 Clematis montana 'Giant Star' has the rampaging tendencies of montana but has flowers which are 4" across and have a wonderfully powerful vanilla scent. 
More candelabra primulas to come in a couple of weeks time.


  1. Rick, the Viburnum plicatum 'Mariesii' is also one of my favourite shrubs. In our Aberdeen garden we didn't give it the chance to perform to its best, squeezing it into a space, that did not allow the tiered branches to develop. Berries never formed in the cooler climate of North east Scotland. Your garden is looking so very good at the moment, Primulas outstanding as usual. I am not half surprised at how well the plants grow here in Cheshire, so many perennials weeks ahead of what I am used to, and not leggy either. Strangely, the show of Rhododendrons and Azaleas seem to match the flowering time of those up north.

    1. I have been up to Scotland in early May and have noticed the same thing about the Rhododendrons and Azaleas, the only one than flowers earlier with me is Rhododendron (Azalea) luteum which comes out about two weeks ahead of the hybrids although I am pretty sure it is in the mix that makes them up as it donates the scent gene.

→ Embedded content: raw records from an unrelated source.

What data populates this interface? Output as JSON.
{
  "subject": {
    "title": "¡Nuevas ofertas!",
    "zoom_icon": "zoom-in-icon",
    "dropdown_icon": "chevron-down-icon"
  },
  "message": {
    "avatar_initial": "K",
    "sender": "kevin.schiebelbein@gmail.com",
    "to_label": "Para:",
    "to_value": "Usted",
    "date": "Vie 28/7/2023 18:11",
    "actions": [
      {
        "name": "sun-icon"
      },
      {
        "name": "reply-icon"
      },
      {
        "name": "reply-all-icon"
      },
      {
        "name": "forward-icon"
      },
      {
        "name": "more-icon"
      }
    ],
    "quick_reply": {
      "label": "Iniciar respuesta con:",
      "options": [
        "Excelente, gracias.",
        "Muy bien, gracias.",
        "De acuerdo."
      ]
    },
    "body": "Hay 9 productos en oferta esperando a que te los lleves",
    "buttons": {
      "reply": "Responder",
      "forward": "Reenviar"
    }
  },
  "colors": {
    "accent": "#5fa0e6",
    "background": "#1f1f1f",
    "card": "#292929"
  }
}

  2. HI Rick, everything is looking so healthy and growing so vigorously. Gorgeous garden - that first photo is divine. Of the individual plants, probably the clematis is my favourite. I have one that I bought unflowering and it was obviously grown from seed because it has tiny insignificant flowers. But I'm still fond of it and it covers a trellis well. Enjoy the last bit of spring ...

    1. Thanks Sue, things are going well at the moment with the damp and warmer weather, the only draw back being that Black Spot are already rampant on the few roses that I grow. I have several clematis but I must admit that the montana group are my favourites closely followed by C. tangutica. It would be interesting to find out just where your plant originated from.

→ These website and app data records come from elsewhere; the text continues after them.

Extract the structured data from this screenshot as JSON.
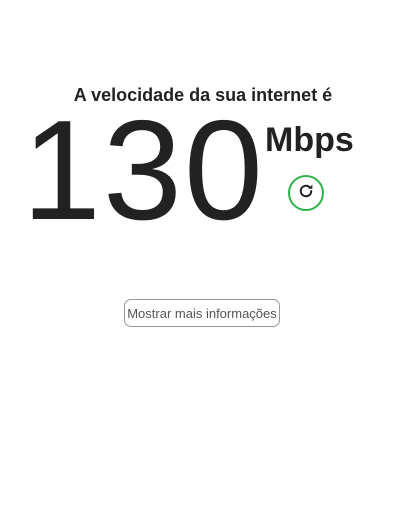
{
  "result": {
    "headline": "A velocidade da sua internet é",
    "speed_value": "130",
    "speed_unit": "Mbps"
  },
  "refresh": {
    "icon": "refresh-icon",
    "accent_color": "#2db34a"
  },
  "more_info": {
    "label": "Mostrar mais informações"
  }
}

  3. Rick, your garden is my idea of heaven. I can't wait til I have as many candelabra has you have.
    Your mecs are all gorgeous too - goes without saying really. I've a friend who has an unnamed Mec growing from seed she was given, I will have to pass on M. paniculata as a possibility, those leaves look almost identical.
    Thoroughly enjoy this post Rick - the pleasure was all mine!

    1. Hi Angie, glad you like the garden although it can be my idea of hell sometimes! The Meconopsis your friend has is more likely to be M.regia if it has yellow flowers or M.nepaulensis if it is pink/red as they are more commonly available than M.paniculata but either way they are all beautiful plants although monocarpic. You asked the me earlier on this year to identify a Meconopsis which I did as M.regia, on the basis that I had some M.napaulensis flower last year and this was a different form, guess what, it is now coming into flower and it is M.napaulensis after all, they are so difficult to tell apart!

  4. Well, your garden is my idea of heaven too! I have a tiny ‘woodland area’ in my garden, but with a total of 62 m2 garden, it goes without saying, each section has to be small and I can’t have a ‘drift’ of anything. I loved all your candelabra primulas, I have Primula beesiana which I assume is a candelabra, and I have thought of getting a few more, to put between the hellebores, they are just a mass of green leaves for 8 months a year so it would be great to have something sticking up between them that was small enough to not be invasive to the hellebores – although some of the candelabras look very big on your photos….. I also loved your 'Golden Eagle' – what a colour!

    1. Thanks Helene, you are quite right Primula beesiana is a Candelabra Section Primula, or was, the botanists have been at it again and it is now Primula bulleyana ssp. beesiana of the Proliferae Section which replaces the Candelabra Section, as if life wasn't hard enough! The leaves of the Candelabras are very big in the damp conditions they thrive in, in fact after flowering they can look a bit like a field of cabbage although the Hellebores are probably strong enough not to get swamped, one of the things I use to break up the sort of situation that you describe are the upright type of Ligularia, not too invasive, add height and flower later.

  5. You have such a beautiful garden Rick :) I love the flowers and how you arranged them.

    I'll be visiting your blog :)

    1. Thank you very much, I look forward to your visits.